    A common hypocrisyis to expect total loyalty from Godwhile not returning total loyalty to him. Mortality is a perfectenvironment in which to test the depth of these loyalties. A pivotal test is the choice between God and mammon. Hugh Nibleyexplains that the Hebrew word, mammon means “financialactivity of any kind.”[ix] The Saviorwarned that we cannot choose both: “Ye cannot serveGod and Mammon.”[x] Some people try to simultaneously choose both God and mammon, but that defines them as mammon choosers, which categorizes them among the many who are called but not chosen. Gospel writers Leaun G. Otten and C. Max Caldwell explained:

    There are many brethren who are called and given the rights or authority of the priesthood, but few of them are also chosen for an inheritance of eternal life. Those who are to receive eternal lives must first learn and apply the fundamental principles upon which the priesthood must function.[xi]

    One of the first principles on that list would be fierce loyalty to God.

    Zion people are classified as the few who are both called and chosen, those who distinguish themselves from the “many” by choosing and serving Godover mammonand remaining loyal to the end, enduring in the covenants “at all hazards.”[xii]

    Restoration of the Constitution of the Priesthood

    As we have mentioned, the verses contained in Doctrine and Covenants 121:34-46 have been referred to as the Constitution of the Priesthood. These verses are among the “plain and precious”[xiii] parts of the gospel that the Lordrestored in the dispensation of the fulness of times. Elder Neal A. Maxwellexplained that this section contains an “elaboration [that] is given nowhere else in scripture! It is a significant part of the fulness of the Restoration and includes counsel on how human foibles can keep us from gaining access to the powers of heaven and how power and authority are to be exercised.”[xiv]

    We must come to grips with the implications of the Constitution of the Priesthood and cease rationalizing its meanings. Clearly, of the many that are called to eternal life, only a few will distinguish themselves in the priesthoodby abiding the principles listed in the constitution and thereby earn their eternal reward. President Packer has plainly issued a call to action:

    Too many of our priesthood brethren are living below their privileges and the Lord’s expectations. We must go forward, confident of the supernal power of the priesthood. It is a source of strength and encouragement to know who we are and what we have and what we must do in the work of the Almighty.[xv]

    Author’s Note

    This article was adapted from my new book, The Three Pillars of Zion. Click here to receive a free sample.
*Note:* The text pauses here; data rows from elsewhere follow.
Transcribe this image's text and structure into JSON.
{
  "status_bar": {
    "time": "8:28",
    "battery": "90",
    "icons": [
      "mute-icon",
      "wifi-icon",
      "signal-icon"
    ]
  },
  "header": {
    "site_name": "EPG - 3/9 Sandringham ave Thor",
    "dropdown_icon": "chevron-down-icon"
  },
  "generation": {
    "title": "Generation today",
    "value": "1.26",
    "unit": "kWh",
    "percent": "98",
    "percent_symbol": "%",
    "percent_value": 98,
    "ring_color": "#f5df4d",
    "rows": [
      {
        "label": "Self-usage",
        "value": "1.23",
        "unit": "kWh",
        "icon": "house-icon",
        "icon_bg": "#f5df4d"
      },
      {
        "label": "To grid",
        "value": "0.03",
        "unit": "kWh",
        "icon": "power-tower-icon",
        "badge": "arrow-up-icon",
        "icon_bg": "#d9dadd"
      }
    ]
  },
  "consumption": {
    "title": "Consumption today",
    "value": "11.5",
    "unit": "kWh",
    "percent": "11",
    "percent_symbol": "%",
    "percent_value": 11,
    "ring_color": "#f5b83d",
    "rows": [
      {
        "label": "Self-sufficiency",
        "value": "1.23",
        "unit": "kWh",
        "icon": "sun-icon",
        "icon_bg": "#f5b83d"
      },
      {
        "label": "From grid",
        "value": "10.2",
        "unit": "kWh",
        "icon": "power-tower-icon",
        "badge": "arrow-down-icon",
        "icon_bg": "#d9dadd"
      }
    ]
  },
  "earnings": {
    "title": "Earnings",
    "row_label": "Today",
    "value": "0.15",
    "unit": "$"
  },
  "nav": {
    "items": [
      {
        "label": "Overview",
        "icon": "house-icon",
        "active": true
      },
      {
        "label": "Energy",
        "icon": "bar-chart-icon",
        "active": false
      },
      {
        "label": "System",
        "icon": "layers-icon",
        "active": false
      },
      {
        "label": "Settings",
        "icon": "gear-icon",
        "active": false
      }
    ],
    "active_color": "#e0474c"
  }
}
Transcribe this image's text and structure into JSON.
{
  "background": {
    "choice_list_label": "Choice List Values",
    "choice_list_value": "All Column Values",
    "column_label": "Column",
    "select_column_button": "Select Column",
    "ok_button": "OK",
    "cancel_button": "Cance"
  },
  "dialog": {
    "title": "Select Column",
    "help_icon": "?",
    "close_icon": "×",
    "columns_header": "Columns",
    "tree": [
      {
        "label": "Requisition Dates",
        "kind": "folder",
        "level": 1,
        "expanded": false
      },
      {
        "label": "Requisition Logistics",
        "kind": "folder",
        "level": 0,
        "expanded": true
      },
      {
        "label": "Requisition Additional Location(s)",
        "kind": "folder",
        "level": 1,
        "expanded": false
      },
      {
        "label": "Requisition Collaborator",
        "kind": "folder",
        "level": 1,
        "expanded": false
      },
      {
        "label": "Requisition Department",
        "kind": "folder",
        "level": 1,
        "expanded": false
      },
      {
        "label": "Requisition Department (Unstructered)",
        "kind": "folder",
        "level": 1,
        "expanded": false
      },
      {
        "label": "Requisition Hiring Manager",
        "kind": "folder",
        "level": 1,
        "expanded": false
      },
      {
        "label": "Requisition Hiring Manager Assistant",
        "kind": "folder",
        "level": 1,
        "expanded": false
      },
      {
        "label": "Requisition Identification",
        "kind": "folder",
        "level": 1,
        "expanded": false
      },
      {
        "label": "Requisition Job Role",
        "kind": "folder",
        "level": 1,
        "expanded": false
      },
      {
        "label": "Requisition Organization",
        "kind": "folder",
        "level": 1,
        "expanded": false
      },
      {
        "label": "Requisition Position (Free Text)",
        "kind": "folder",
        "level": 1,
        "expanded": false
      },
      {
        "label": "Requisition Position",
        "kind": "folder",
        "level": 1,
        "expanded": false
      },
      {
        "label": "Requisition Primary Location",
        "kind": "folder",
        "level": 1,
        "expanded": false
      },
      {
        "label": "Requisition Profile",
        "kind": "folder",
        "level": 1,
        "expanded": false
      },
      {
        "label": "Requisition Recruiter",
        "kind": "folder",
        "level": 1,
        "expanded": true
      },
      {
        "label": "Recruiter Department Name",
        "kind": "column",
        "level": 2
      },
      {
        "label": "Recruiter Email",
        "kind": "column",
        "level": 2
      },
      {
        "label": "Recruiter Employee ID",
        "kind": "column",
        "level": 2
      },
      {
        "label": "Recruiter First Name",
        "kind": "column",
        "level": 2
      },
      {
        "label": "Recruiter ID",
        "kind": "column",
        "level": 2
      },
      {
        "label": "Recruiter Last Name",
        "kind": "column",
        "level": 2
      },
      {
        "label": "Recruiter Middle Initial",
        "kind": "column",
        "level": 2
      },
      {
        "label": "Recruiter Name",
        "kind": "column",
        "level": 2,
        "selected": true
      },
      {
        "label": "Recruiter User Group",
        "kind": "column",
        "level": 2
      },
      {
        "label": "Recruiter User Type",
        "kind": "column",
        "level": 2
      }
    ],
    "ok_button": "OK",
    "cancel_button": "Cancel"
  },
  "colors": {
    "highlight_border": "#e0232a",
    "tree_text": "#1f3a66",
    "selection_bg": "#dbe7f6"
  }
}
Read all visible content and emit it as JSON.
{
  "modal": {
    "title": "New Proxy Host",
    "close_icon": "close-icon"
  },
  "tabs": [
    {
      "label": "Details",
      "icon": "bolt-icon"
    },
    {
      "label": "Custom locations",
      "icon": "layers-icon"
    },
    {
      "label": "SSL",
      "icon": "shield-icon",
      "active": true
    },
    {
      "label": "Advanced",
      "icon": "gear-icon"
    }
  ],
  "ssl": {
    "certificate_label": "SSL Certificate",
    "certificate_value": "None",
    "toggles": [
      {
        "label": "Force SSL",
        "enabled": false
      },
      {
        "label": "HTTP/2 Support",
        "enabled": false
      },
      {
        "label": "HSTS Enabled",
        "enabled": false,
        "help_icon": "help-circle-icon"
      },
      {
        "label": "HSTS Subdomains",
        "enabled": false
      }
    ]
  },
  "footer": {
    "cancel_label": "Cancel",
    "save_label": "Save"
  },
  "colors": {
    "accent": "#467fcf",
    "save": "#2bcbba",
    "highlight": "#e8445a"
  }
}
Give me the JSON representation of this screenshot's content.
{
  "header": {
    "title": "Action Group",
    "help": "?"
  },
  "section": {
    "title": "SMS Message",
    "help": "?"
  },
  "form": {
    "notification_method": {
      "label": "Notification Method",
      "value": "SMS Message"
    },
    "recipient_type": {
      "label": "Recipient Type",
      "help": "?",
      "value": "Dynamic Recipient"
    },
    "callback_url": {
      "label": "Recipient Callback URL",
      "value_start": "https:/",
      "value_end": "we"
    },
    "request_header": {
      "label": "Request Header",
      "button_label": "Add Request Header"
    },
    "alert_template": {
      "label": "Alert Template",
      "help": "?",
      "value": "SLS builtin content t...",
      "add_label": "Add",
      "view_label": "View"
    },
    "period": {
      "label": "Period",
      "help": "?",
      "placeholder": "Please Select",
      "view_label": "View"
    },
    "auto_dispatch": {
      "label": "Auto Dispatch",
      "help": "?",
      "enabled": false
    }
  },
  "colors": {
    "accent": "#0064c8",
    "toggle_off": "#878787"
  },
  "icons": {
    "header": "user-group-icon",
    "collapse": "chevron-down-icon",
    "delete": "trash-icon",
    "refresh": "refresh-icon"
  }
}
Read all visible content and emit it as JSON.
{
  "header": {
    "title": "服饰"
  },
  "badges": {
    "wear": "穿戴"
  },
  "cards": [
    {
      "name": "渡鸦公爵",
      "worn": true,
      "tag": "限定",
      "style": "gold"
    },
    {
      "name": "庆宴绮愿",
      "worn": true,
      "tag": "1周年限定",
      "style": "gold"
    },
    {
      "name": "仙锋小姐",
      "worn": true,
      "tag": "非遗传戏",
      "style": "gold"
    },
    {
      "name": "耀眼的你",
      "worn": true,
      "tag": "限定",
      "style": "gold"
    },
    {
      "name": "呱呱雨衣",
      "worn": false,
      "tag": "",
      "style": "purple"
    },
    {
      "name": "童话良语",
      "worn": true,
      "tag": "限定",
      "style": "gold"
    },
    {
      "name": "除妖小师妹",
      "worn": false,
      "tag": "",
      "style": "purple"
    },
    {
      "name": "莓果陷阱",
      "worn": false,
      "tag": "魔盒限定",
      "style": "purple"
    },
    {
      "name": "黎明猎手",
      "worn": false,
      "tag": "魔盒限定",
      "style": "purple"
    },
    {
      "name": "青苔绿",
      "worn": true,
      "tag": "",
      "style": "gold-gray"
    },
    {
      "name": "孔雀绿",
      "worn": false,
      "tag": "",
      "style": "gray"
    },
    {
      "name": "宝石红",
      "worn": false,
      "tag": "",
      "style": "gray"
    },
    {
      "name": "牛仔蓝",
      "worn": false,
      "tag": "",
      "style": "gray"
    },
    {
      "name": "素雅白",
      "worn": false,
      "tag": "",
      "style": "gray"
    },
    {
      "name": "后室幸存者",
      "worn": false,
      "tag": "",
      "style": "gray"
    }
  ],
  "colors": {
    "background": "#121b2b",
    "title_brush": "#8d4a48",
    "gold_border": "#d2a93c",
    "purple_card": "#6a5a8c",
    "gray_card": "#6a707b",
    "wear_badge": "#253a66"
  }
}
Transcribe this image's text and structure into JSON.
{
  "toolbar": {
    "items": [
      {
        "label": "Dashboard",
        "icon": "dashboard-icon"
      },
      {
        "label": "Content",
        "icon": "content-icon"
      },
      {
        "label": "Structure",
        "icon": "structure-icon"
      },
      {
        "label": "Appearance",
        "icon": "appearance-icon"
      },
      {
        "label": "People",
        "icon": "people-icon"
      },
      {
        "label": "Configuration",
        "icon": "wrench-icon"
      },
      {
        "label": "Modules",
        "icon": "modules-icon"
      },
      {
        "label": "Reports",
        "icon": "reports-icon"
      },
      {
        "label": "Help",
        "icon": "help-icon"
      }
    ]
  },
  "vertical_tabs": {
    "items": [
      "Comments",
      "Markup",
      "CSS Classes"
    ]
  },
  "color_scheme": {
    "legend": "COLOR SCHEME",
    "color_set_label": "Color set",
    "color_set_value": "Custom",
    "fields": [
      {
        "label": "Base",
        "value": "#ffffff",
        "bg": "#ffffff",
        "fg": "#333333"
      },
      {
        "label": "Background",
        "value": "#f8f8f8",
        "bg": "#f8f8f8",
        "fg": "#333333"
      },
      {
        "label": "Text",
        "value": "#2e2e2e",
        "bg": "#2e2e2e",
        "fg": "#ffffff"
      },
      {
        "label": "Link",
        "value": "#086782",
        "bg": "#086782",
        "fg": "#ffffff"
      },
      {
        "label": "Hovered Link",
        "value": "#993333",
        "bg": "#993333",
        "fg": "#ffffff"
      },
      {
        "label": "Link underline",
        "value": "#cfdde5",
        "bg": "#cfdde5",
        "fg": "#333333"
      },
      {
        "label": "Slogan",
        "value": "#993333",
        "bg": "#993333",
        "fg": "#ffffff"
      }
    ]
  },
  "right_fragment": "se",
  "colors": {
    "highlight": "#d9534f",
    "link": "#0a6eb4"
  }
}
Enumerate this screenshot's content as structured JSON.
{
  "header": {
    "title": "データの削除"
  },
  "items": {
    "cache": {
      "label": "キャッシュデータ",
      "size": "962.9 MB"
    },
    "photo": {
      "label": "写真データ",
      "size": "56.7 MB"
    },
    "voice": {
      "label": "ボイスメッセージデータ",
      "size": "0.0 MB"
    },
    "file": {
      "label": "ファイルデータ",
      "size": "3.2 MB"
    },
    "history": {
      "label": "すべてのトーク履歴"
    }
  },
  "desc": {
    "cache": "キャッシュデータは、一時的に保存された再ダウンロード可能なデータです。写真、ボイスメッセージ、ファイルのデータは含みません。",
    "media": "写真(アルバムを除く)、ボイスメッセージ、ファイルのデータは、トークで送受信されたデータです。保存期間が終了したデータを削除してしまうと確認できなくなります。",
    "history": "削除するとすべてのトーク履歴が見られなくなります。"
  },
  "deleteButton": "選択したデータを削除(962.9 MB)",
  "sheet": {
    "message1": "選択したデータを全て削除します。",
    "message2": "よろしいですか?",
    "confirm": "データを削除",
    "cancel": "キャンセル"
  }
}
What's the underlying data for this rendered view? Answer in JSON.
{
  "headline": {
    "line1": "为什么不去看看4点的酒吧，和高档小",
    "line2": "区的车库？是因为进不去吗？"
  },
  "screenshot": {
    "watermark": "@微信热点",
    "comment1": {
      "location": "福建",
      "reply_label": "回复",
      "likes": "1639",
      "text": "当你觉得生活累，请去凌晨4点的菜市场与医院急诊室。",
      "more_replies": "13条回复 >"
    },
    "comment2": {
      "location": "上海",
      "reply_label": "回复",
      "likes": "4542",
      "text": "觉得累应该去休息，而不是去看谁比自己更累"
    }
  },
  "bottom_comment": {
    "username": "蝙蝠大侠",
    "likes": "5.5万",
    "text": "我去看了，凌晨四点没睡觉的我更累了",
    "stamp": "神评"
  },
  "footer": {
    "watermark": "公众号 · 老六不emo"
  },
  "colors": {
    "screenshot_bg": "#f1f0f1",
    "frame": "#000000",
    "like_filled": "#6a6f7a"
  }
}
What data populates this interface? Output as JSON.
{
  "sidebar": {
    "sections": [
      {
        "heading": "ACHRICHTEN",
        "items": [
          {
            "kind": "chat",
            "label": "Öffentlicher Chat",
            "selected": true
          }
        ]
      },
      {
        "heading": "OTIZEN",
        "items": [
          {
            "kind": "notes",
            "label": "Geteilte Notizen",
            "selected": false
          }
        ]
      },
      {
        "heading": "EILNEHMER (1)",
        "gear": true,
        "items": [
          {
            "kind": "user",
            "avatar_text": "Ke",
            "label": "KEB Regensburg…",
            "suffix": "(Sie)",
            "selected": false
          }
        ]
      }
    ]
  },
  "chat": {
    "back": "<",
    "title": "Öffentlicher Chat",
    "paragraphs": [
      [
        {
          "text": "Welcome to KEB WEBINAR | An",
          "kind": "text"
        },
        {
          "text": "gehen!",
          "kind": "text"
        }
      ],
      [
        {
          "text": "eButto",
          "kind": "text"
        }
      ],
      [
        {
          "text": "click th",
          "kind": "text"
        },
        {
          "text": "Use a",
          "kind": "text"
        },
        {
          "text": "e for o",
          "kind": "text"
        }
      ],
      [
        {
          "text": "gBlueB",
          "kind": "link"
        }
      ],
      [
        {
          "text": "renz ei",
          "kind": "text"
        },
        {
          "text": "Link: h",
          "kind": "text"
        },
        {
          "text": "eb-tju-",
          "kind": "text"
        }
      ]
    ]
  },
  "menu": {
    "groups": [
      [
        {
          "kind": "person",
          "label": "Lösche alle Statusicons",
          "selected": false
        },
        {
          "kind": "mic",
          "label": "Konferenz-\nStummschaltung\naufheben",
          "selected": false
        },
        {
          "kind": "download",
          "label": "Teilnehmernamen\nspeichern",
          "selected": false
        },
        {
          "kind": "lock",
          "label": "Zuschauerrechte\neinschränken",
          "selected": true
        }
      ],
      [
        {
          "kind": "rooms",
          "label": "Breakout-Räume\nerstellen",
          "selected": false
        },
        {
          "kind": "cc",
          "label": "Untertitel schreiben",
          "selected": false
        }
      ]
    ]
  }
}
    [1] Packer, “The Power of the Priesthood, Ensign, May 2010, 6-10.

    [2] Richards, Conference Report, Apr. 1955, 12.

    [i][i] D&C 84:33-34.

    [ii] McConkie, Mormon Doctrine, 482.

    [iii] D&C 121:35.

    [iv] Nibley, Approaching Zion, 18-19.

    [v] D&C 121:37; emphasis added.

    [vi] 2 Nephi 28:21.

    [vii] Benson, Teachings of Ezra Taft Benson, 349-50.

    [viii] Exodus 20:3-7.

    [ix] Nibley, Approaching Zion, 20-21.

    [x] Matthew 6:24; 3 Nephi 13:24.

    [xi] Otten and Caldwell, Sacred Truths of the Doctrine and Covenants, 2:305.

    [xii] Smith, History of the Church, 3:379, 380.

    [xiii] 1 Nephi 13:34.

    [xiv] Maxwell, Men and Women of Christ, 123.

    [xv] Packer, “The Power of the Priesthood, Ensign, May 2010, 6-10.